IndiGo Plane Returns After Mid-Air Engine Failure, Government To Hold Review
A logo sits on the underside of the fuselage of an Airbus SAS A320 aircraft operated by IndiGo. (Photographer: Dhiraj Singh/Bloomberg)

IndiGo Plane Returns After Mid-Air Engine Failure, Government To Hold Review

Bookmark

An IndiGo Airbus A320neo plane flying to Kolkata from Chennai suffered a mid-air engine failure with a "loud bang" and was forced to return mid-way Thursday, prompting the civil aviation ministry to order a review.

The Jan. 3 incident, which came to light on Saturday, is the latest in a series of cases involving a Pratt & Whitney engine. The plane returned mid-way to Chennai and has been grounded there since then due to damaged engine blades, according to people in the know.

An IndiGo spokesperson said in a statement that its crew took note of a "technical caution" and decided to return the flight to Chennai, even as the people said the aircraft engine stalled mid-air with a "loud bang".

When contacted, Civil Aviation Secretary RN Choubey told PTI, "Ministry has taken serious note (of the incident) and we will review it on Tuesday".

He was asked whether the ministry will direct the aircraft maker Airbus and US-based engine manufacturer Pratt & Whitney to stop deliveries unless all issues are fixed.

The person cited earlier said on condition of anonymity that one of the P&W engines of IndiGo neo aircraft operating on Chennai-Kolkata route on Jan. 3 stalled mid-air followed by a loud bang and sparks from it and smoke, leading to heavy vibration.

The incident forced the A320neo aircraft to return to Chennai under emergency conditions, the person said. The number of people on board the flight could not be ascertained.

The person cited earlier said that this was for the first time that that an A320neo faced multiple problems—smoke, heavy vibration, loud bang and engine stalled—in one single flight.

IndiGo, which is facing such issues in the A320neo planes powered by P&W engines since their induction in the fleet in 2016 and has received compensation from both Airbus and the engine maker for each grounding, said the aircraft returned to Chennai due to "technical caution" noted by the crew.
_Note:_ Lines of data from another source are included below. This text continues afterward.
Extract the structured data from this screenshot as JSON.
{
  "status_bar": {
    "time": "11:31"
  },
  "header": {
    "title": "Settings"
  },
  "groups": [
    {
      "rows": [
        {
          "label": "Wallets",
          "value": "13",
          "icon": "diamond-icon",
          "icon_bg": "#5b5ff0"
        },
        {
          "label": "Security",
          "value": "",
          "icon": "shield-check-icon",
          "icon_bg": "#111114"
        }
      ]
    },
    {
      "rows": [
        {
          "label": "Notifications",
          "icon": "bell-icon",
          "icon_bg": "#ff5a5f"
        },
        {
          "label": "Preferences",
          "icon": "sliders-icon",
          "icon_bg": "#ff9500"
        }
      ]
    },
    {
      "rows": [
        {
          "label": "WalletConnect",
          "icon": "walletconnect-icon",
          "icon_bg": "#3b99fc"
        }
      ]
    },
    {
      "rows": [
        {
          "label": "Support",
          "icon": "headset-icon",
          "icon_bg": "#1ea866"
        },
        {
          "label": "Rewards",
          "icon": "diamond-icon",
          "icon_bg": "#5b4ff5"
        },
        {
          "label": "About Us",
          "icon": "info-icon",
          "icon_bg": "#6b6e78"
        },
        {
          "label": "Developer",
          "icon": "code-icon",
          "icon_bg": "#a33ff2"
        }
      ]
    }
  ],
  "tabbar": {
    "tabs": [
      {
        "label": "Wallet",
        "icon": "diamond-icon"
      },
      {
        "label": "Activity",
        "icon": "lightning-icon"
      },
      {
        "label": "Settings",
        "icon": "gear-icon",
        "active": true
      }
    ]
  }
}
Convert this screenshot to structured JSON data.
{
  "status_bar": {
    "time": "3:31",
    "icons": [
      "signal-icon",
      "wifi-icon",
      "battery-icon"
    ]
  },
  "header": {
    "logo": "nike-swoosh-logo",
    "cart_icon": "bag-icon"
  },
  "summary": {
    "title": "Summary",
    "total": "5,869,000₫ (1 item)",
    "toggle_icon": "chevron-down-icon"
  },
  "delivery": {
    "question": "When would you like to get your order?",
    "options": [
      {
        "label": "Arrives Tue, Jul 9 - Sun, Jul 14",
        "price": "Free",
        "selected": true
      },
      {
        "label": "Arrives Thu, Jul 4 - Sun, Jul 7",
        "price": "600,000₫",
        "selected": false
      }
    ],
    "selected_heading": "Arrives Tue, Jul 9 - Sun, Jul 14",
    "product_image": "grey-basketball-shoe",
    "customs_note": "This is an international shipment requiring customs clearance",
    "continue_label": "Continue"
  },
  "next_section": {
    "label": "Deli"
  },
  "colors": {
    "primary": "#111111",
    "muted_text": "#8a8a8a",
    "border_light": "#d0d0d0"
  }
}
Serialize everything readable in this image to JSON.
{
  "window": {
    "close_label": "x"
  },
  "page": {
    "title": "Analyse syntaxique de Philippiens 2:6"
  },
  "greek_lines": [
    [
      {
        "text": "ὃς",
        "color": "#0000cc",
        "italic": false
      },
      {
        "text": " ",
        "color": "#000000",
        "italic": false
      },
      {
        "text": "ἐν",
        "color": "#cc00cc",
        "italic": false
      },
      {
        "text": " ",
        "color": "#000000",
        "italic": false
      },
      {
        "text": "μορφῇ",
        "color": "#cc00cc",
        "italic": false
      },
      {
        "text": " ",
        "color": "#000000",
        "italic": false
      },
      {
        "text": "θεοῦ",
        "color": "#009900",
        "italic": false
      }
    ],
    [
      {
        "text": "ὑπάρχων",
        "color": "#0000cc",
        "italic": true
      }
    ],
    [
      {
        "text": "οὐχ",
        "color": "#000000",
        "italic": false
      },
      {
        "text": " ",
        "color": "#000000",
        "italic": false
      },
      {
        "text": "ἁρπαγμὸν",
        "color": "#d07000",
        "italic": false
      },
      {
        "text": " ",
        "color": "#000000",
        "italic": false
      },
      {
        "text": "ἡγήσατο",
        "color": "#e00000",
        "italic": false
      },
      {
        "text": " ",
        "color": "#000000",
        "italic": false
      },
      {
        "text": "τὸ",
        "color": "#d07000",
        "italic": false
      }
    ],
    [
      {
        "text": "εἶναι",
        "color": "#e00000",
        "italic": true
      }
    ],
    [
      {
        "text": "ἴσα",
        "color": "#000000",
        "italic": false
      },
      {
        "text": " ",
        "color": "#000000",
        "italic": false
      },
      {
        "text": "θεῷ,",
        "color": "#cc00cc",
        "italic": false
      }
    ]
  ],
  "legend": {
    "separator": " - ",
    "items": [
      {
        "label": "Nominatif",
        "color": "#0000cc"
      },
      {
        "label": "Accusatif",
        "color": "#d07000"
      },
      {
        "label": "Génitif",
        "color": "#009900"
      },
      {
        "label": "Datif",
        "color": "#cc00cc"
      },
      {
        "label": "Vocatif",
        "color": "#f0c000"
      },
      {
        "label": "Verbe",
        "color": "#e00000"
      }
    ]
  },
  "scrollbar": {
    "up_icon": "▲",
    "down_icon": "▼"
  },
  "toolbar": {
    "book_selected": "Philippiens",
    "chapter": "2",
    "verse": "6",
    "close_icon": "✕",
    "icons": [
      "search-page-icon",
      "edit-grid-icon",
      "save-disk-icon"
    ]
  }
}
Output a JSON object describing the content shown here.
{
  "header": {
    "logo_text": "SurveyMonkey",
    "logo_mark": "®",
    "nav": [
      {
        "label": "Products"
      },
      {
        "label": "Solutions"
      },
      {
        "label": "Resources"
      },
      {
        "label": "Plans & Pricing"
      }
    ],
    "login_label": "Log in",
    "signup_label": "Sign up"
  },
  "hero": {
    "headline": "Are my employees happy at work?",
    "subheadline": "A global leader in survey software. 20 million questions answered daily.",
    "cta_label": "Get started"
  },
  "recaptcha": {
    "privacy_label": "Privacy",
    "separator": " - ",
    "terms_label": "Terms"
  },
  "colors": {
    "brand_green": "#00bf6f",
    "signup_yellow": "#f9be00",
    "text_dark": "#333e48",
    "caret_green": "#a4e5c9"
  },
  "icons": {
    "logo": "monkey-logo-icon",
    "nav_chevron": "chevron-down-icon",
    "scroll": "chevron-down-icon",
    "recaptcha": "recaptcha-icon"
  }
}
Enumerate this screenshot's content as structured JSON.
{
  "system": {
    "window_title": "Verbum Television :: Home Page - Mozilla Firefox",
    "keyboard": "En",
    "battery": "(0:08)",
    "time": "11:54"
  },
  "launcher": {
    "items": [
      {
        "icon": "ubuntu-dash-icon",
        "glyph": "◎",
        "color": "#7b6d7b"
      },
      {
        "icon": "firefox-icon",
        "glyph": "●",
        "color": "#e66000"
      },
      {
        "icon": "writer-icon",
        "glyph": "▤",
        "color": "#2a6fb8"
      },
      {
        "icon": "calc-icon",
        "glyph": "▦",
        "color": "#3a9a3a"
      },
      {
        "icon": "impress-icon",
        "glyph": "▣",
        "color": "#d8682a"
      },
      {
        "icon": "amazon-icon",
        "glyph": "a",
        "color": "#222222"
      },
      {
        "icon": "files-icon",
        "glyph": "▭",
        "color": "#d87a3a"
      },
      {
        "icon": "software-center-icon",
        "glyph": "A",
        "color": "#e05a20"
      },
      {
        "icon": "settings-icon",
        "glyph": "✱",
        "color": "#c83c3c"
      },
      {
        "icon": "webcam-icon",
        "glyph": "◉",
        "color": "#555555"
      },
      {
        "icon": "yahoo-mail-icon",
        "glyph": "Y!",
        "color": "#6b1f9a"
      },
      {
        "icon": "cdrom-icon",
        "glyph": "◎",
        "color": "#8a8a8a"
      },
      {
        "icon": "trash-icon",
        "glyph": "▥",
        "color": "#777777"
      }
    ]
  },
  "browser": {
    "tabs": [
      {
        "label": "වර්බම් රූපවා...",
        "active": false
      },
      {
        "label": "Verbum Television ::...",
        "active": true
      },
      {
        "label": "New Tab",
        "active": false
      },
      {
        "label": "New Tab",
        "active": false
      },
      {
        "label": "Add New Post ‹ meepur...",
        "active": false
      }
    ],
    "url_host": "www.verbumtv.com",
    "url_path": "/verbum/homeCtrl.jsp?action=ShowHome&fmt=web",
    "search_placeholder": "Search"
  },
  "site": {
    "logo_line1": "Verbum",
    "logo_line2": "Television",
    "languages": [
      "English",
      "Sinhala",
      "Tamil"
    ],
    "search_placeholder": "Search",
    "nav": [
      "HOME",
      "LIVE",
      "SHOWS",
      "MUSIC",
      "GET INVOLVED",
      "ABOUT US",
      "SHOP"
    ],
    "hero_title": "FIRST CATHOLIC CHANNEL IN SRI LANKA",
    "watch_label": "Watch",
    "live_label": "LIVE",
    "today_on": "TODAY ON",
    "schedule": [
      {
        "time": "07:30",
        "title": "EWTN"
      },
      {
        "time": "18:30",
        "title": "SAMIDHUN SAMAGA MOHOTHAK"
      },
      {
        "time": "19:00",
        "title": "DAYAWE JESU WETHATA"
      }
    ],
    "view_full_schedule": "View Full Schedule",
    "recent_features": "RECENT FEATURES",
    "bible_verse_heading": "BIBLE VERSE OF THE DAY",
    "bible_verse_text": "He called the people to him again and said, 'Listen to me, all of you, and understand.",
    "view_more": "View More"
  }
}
"An IndiGo flight 6E 923 (Neo) operating Chennai-Kolkata route on January 3 returned to Chennai after take-off due to a technical caution noted by the crew,” IndiGo said in the statement.

"The crew followed the normal operating procedures and asked for a priority landing. There was no engine shutdown and no emergency landing was declared as per the report."

Meanwhile, the government's apex aircraft investigation body, the Aircraft Accident Investigation Bureau, has rushed a team to Chennai to assess the incident and take a call on the probe. "As per settled practice, we have sent a team. We are awaiting details," a senior bureau official told PTI.

The official, however, said it was not yet decided whether AAIB will probe the incident or the aviation regulator DGCA.

The bureau, which investigates serious incidents and accidents involving Indian registered aircraft, is already probing IndiGo Jaipur-Kolkta flight smoke incident on December 10.

Queries sent to Pratt & Whitney remained unanswered.

Airbus evaded a detailed response to PTI queries and only said that it was "working closely with the engine maker to minimise disruptions".

In India, two budget carriers IndiGo and GoAir operate P&W engine-powered Airbus A320 planes, while Air India and Vistara, which also operate these latest single-aisle planes, have CFM engines.

However, the P&W engines-run aircraft have been facing glitches every now and then since their induction in the fleet by the two operators in 2016, with several instances of mid-air engine shutdowns. However, the engine maker has failed to come up with any tangible solution to fix these issues so far despite frequent grounding of these planes and passengers safety at risk.

BQ Install

Bloomberg Quint

Add BloombergQuint App to Home screen.